Data records for software interfaces
========================================================================
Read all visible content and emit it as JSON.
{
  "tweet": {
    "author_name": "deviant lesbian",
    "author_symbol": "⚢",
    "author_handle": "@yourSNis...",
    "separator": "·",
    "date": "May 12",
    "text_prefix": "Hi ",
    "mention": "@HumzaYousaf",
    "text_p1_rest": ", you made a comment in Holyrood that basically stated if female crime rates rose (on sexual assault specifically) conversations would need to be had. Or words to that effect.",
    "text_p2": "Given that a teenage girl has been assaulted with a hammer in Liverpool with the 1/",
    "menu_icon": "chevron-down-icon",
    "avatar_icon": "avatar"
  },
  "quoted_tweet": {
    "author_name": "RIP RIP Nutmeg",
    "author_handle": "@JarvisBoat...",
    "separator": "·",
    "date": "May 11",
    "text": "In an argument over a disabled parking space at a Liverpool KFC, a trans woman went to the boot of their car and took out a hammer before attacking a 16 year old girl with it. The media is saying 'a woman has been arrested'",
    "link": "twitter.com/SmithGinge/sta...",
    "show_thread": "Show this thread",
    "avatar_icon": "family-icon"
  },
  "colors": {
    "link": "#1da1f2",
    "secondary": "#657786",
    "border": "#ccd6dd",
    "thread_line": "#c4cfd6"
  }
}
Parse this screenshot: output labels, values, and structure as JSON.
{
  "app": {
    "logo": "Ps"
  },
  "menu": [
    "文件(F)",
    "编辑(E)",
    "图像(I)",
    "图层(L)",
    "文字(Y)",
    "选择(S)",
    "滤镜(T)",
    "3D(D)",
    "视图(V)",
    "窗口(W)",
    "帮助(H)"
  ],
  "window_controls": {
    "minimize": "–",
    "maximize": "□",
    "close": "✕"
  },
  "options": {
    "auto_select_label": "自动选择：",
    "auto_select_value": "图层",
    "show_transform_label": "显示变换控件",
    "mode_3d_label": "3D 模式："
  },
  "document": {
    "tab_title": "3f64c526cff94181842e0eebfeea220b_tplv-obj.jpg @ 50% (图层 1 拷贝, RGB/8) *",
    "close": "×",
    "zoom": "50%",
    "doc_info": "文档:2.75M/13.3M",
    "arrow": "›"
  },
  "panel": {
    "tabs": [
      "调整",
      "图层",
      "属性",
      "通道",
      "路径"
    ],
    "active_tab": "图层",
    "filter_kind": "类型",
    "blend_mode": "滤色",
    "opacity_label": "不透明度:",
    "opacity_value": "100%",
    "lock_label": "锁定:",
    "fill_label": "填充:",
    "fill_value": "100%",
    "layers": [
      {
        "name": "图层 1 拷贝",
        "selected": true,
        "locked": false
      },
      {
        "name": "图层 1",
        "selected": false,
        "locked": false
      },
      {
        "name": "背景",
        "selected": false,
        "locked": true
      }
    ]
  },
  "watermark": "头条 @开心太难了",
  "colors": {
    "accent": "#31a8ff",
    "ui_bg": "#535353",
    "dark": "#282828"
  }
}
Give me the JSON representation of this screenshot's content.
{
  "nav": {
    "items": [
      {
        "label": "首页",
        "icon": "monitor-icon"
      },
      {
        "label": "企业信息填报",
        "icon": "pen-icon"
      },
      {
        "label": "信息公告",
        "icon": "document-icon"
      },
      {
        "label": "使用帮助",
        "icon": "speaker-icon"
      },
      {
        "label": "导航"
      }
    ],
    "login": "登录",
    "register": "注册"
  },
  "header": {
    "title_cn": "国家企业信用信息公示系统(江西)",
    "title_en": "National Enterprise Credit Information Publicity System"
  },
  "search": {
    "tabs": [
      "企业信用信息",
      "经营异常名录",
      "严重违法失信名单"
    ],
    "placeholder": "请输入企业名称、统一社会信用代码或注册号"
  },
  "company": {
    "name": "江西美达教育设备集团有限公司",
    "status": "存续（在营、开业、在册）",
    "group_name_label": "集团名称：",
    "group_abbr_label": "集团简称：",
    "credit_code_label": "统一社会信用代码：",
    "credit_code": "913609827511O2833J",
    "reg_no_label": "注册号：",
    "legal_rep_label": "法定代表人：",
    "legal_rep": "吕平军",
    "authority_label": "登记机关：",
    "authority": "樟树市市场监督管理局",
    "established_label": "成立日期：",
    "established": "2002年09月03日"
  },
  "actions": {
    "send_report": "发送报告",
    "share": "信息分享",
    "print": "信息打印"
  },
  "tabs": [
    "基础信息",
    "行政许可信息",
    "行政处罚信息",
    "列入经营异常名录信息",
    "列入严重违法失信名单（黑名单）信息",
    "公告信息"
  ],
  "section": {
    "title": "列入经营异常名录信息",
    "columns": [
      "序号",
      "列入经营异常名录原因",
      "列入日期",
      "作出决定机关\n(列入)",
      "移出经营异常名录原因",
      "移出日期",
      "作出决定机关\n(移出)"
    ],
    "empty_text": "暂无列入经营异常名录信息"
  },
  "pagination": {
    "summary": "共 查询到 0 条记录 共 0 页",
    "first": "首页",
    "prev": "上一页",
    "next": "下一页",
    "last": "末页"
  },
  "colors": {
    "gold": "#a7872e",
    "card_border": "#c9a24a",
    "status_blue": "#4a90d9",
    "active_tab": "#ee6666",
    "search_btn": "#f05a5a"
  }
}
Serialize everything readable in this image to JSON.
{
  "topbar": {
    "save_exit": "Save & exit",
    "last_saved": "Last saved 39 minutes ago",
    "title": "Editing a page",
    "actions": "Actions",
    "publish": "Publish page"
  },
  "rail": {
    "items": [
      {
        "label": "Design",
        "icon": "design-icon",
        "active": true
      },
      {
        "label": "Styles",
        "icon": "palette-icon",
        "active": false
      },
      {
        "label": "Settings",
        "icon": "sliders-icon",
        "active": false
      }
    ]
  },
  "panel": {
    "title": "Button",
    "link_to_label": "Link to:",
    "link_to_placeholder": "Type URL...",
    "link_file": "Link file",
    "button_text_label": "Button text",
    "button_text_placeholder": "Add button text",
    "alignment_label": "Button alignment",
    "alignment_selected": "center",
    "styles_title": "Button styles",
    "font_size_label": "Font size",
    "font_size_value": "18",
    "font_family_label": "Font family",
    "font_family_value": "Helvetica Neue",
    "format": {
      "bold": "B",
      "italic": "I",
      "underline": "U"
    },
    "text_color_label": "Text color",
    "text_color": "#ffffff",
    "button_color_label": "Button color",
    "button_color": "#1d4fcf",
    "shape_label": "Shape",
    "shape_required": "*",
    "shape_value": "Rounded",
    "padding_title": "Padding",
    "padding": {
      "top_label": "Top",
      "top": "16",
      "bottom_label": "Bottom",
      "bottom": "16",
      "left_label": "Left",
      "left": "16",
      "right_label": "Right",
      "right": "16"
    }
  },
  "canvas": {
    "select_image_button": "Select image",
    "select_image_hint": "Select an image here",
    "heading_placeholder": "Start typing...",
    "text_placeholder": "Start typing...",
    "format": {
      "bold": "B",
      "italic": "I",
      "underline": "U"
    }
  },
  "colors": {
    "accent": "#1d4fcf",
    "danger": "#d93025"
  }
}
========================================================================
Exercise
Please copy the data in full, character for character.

Solution to the problem
Read all visible content and emit it as JSON.
{
  "tweet": {
    "author_name": "deviant lesbian",
    "author_symbol": "⚢",
    "author_handle": "@yourSNis...",
    "separator": "·",
    "date": "May 12",
    "text_prefix": "Hi ",
    "mention": "@HumzaYousaf",
    "text_p1_rest": ", you made a comment in Holyrood that basically stated if female crime rates rose (on sexual assault specifically) conversations would need to be had. Or words to that effect.",
    "text_p2": "Given that a teenage girl has been assaulted with a hammer in Liverpool with the 1/",
    "menu_icon": "chevron-down-icon",
    "avatar_icon": "avatar"
  },
  "quoted_tweet": {
    "author_name": "RIP RIP Nutmeg",
    "author_handle": "@JarvisBoat...",
    "separator": "·",
    "date": "May 11",
    "text": "In an argument over a disabled parking space at a Liverpool KFC, a trans woman went to the boot of their car and took out a hammer before attacking a 16 year old girl with it. The media is saying 'a woman has been arrested'",
    "link": "twitter.com/SmithGinge/sta...",
    "show_thread": "Show this thread",
    "avatar_icon": "family-icon"
  },
  "colors": {
    "link": "#1da1f2",
    "secondary": "#657786",
    "border": "#ccd6dd",
    "thread_line": "#c4cfd6"
  }
}
Parse this screenshot: output labels, values, and structure as JSON.
{
  "app": {
    "logo": "Ps"
  },
  "menu": [
    "文件(F)",
    "编辑(E)",
    "图像(I)",
    "图层(L)",
    "文字(Y)",
    "选择(S)",
    "滤镜(T)",
    "3D(D)",
    "视图(V)",
    "窗口(W)",
    "帮助(H)"
  ],
  "window_controls": {
    "minimize": "–",
    "maximize": "□",
    "close": "✕"
  },
  "options": {
    "auto_select_label": "自动选择：",
    "auto_select_value": "图层",
    "show_transform_label": "显示变换控件",
    "mode_3d_label": "3D 模式："
  },
  "document": {
    "tab_title": "3f64c526cff94181842e0eebfeea220b_tplv-obj.jpg @ 50% (图层 1 拷贝, RGB/8) *",
    "close": "×",
    "zoom": "50%",
    "doc_info": "文档:2.75M/13.3M",
    "arrow": "›"
  },
  "panel": {
    "tabs": [
      "调整",
      "图层",
      "属性",
      "通道",
      "路径"
    ],
    "active_tab": "图层",
    "filter_kind": "类型",
    "blend_mode": "滤色",
    "opacity_label": "不透明度:",
    "opacity_value": "100%",
    "lock_label": "锁定:",
    "fill_label": "填充:",
    "fill_value": "100%",
    "layers": [
      {
        "name": "图层 1 拷贝",
        "selected": true,
        "locked": false
      },
      {
        "name": "图层 1",
        "selected": false,
        "locked": false
      },
      {
        "name": "背景",
        "selected": false,
        "locked": true
      }
    ]
  },
  "watermark": "头条 @开心太难了",
  "colors": {
    "accent": "#31a8ff",
    "ui_bg": "#535353",
    "dark": "#282828"
  }
}
Give me the JSON representation of this screenshot's content.
{
  "nav": {
    "items": [
      {
        "label": "首页",
        "icon": "monitor-icon"
      },
      {
        "label": "企业信息填报",
        "icon": "pen-icon"
      },
      {
        "label": "信息公告",
        "icon": "document-icon"
      },
      {
        "label": "使用帮助",
        "icon": "speaker-icon"
      },
      {
        "label": "导航"
      }
    ],
    "login": "登录",
    "register": "注册"
  },
  "header": {
    "title_cn": "国家企业信用信息公示系统(江西)",
    "title_en": "National Enterprise Credit Information Publicity System"
  },
  "search": {
    "tabs": [
      "企业信用信息",
      "经营异常名录",
      "严重违法失信名单"
    ],
    "placeholder": "请输入企业名称、统一社会信用代码或注册号"
  },
  "company": {
    "name": "江西美达教育设备集团有限公司",
    "status": "存续（在营、开业、在册）",
    "group_name_label": "集团名称：",
    "group_abbr_label": "集团简称：",
    "credit_code_label": "统一社会信用代码：",
    "credit_code": "913609827511O2833J",
    "reg_no_label": "注册号：",
    "legal_rep_label": "法定代表人：",
    "legal_rep": "吕平军",
    "authority_label": "登记机关：",
    "authority": "樟树市市场监督管理局",
    "established_label": "成立日期：",
    "established": "2002年09月03日"
  },
  "actions": {
    "send_report": "发送报告",
    "share": "信息分享",
    "print": "信息打印"
  },
  "tabs": [
    "基础信息",
    "行政许可信息",
    "行政处罚信息",
    "列入经营异常名录信息",
    "列入严重违法失信名单（黑名单）信息",
    "公告信息"
  ],
  "section": {
    "title": "列入经营异常名录信息",
    "columns": [
      "序号",
      "列入经营异常名录原因",
      "列入日期",
      "作出决定机关\n(列入)",
      "移出经营异常名录原因",
      "移出日期",
      "作出决定机关\n(移出)"
    ],
    "empty_text": "暂无列入经营异常名录信息"
  },
  "pagination": {
    "summary": "共 查询到 0 条记录 共 0 页",
    "first": "首页",
    "prev": "上一页",
    "next": "下一页",
    "last": "末页"
  },
  "colors": {
    "gold": "#a7872e",
    "card_border": "#c9a24a",
    "status_blue": "#4a90d9",
    "active_tab": "#ee6666",
    "search_btn": "#f05a5a"
  }
}
Serialize everything readable in this image to JSON.
{
  "topbar": {
    "save_exit": "Save & exit",
    "last_saved": "Last saved 39 minutes ago",
    "title": "Editing a page",
    "actions": "Actions",
    "publish": "Publish page"
  },
  "rail": {
    "items": [
      {
        "label": "Design",
        "icon": "design-icon",
        "active": true
      },
      {
        "label": "Styles",
        "icon": "palette-icon",
        "active": false
      },
      {
        "label": "Settings",
        "icon": "sliders-icon",
        "active": false
      }
    ]
  },
  "panel": {
    "title": "Button",
    "link_to_label": "Link to:",
    "link_to_placeholder": "Type URL...",
    "link_file": "Link file",
    "button_text_label": "Button text",
    "button_text_placeholder": "Add button text",
    "alignment_label": "Button alignment",
    "alignment_selected": "center",
    "styles_title": "Button styles",
    "font_size_label": "Font size",
    "font_size_value": "18",
    "font_family_label": "Font family",
    "font_family_value": "Helvetica Neue",
    "format": {
      "bold": "B",
      "italic": "I",
      "underline": "U"
    },
    "text_color_label": "Text color",
    "text_color": "#ffffff",
    "button_color_label": "Button color",
    "button_color": "#1d4fcf",
    "shape_label": "Shape",
    "shape_required": "*",
    "shape_value": "Rounded",
    "padding_title": "Padding",
    "padding": {
      "top_label": "Top",
      "top": "16",
      "bottom_label": "Bottom",
      "bottom": "16",
      "left_label": "Left",
      "left": "16",
      "right_label": "Right",
      "right": "16"
    }
  },
  "canvas": {
    "select_image_button": "Select image",
    "select_image_hint": "Select an image here",
    "heading_placeholder": "Start typing...",
    "text_placeholder": "Start typing...",
    "format": {
      "bold": "B",
      "italic": "I",
      "underline": "U"
    }
  },
  "colors": {
    "accent": "#1d4fcf",
    "danger": "#d93025"
  }
}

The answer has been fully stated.